The proposal was touted by BG&E as a way to save their customers billions of dollars and help them monitor and control their energy use, but the PSC objected to the utility's plan to pass on most of the upfront costs to their ratepayers. "The proposal asks BGE's ratepayers to take significant financial and technological risks and adapt to categorical changes in rate design, all in exchange for savings that are largely indirect, highly contingent and a long way off," the PSC said in its order.
The Baltimore Sun summarizes BG&E's argument:
BGE officials have said smart meter technology would allow two-way communication between customers and the utility. With these meters in place, consumers could track their electricity on an hourly basis. The utility would benefit from immediate information about outages and other system problems on the grid. It would also automate meter readings, saving the utility money because it would no longer need meter readers... BGE officials have said that the company's 1.2 million customers would save as much as $2.6 billion over the life of the meter.

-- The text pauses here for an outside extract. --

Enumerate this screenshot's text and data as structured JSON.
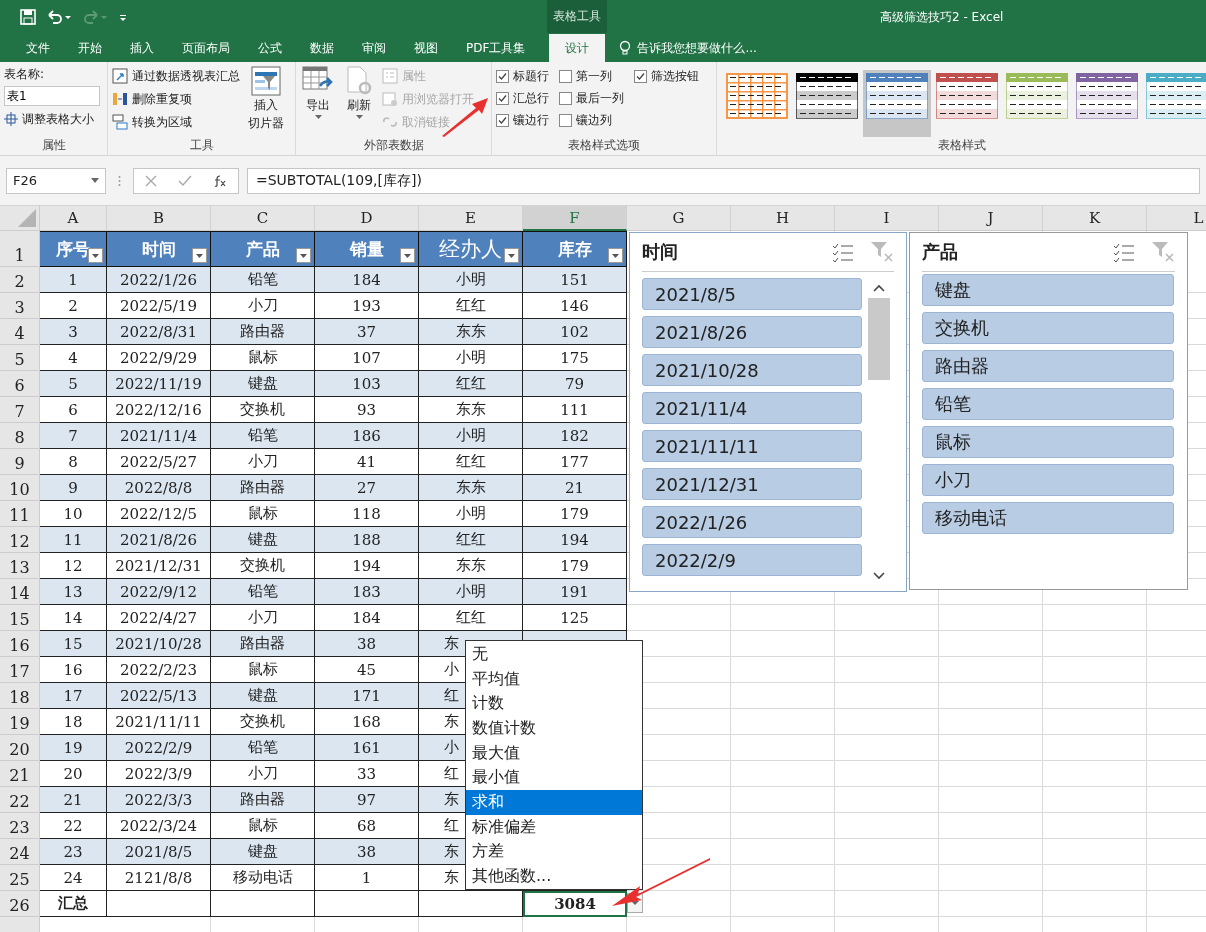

The plan, Greentech Media reported, was estimated to cost $482 million for initial deployment and another $353 million over the 15-year life of the meters, bringing the grand total to $835 million. Two hundred million dollars of the deployment costs were to be covered by the federal stimulus grants BG&E was awarded by the U.S. Department of Energy to encourage smart grid projects. The remaining costs would be passed on to ratepayers in the form of a surcharge. The surcharge would start at 38 cents a month for electricity customers, with an additional 44 cents for those who also use natural gas. Over the course of the 15-year program, it would rise to an average of $1.24 a month for electricity customers and an additional $1.52 for gas customers.
Even with the $200 million "discount," the PSC found that BG&E's plan could not guarantee the type of savings needed to justify the surcharges. According to the commission, the majority of the estimated $2 billion in savings would stem from consumers reducing their energy use during peak hours in response to the implementation of time-of-use (TOU) pricing, which varies prices according to the time of day.
However, in their order commissioners noted that BG&E's proposal would not provide its customers with in-home displays and devices that would let them know how much they were using. A BG&E website would show data, The Sun reported, but only from the previous day. As such, the PSC concluded that "the Proposal contains no concrete, detailed customer education plan, includes no orbs or other in-home displays, and provides for grossly inadequate messaging, in our view, to trigger the behavior changes" necessary to generate actual savings.
At this point it is unclear whether BG&E will revise and resubmit its proposal, which it would need to do in order to keep its federal grant money. A new proposal, Greentech Media reported, would have to be free of a cost recovery plan using a surcharge and must include a business case that is not centered around mandatory TOU pricing.